Line by line, output the data that follows exactly as written.

__SUPPLIED DATA__
--------

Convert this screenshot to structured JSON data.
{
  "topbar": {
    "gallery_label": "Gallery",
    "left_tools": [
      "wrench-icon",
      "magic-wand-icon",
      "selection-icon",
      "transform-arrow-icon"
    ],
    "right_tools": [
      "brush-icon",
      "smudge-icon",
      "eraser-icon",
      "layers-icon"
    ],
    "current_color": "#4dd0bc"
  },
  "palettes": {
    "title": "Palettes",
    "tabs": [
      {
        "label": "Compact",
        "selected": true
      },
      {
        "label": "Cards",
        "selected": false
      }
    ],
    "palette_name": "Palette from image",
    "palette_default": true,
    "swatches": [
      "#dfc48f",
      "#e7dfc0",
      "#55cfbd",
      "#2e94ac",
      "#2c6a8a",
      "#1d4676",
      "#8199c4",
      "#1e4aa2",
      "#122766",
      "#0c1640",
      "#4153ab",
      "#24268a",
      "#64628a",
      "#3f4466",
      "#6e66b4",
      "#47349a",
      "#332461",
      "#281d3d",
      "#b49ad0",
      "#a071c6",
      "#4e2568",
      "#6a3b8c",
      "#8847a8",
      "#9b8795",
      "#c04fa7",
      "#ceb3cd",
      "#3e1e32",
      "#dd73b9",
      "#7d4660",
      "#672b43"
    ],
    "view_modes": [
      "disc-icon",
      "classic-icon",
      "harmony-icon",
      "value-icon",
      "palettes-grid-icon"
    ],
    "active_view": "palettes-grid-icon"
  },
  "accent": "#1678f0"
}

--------

__RESPONSE TO THE EXERCISE__
Convert this screenshot to structured JSON data.
{
  "topbar": {
    "gallery_label": "Gallery",
    "left_tools": [
      "wrench-icon",
      "magic-wand-icon",
      "selection-icon",
      "transform-arrow-icon"
    ],
    "right_tools": [
      "brush-icon",
      "smudge-icon",
      "eraser-icon",
      "layers-icon"
    ],
    "current_color": "#4dd0bc"
  },
  "palettes": {
    "title": "Palettes",
    "tabs": [
      {
        "label": "Compact",
        "selected": true
      },
      {
        "label": "Cards",
        "selected": false
      }
    ],
    "palette_name": "Palette from image",
    "palette_default": true,
    "swatches": [
      "#dfc48f",
      "#e7dfc0",
      "#55cfbd",
      "#2e94ac",
      "#2c6a8a",
      "#1d4676",
      "#8199c4",
      "#1e4aa2",
      "#122766",
      "#0c1640",
      "#4153ab",
      "#24268a",
      "#64628a",
      "#3f4466",
      "#6e66b4",
      "#47349a",
      "#332461",
      "#281d3d",
      "#b49ad0",
      "#a071c6",
      "#4e2568",
      "#6a3b8c",
      "#8847a8",
      "#9b8795",
      "#c04fa7",
      "#ceb3cd",
      "#3e1e32",
      "#dd73b9",
      "#7d4660",
      "#672b43"
    ],
    "view_modes": [
      "disc-icon",
      "classic-icon",
      "harmony-icon",
      "value-icon",
      "palettes-grid-icon"
    ],
    "active_view": "palettes-grid-icon"
  },
  "accent": "#1678f0"
}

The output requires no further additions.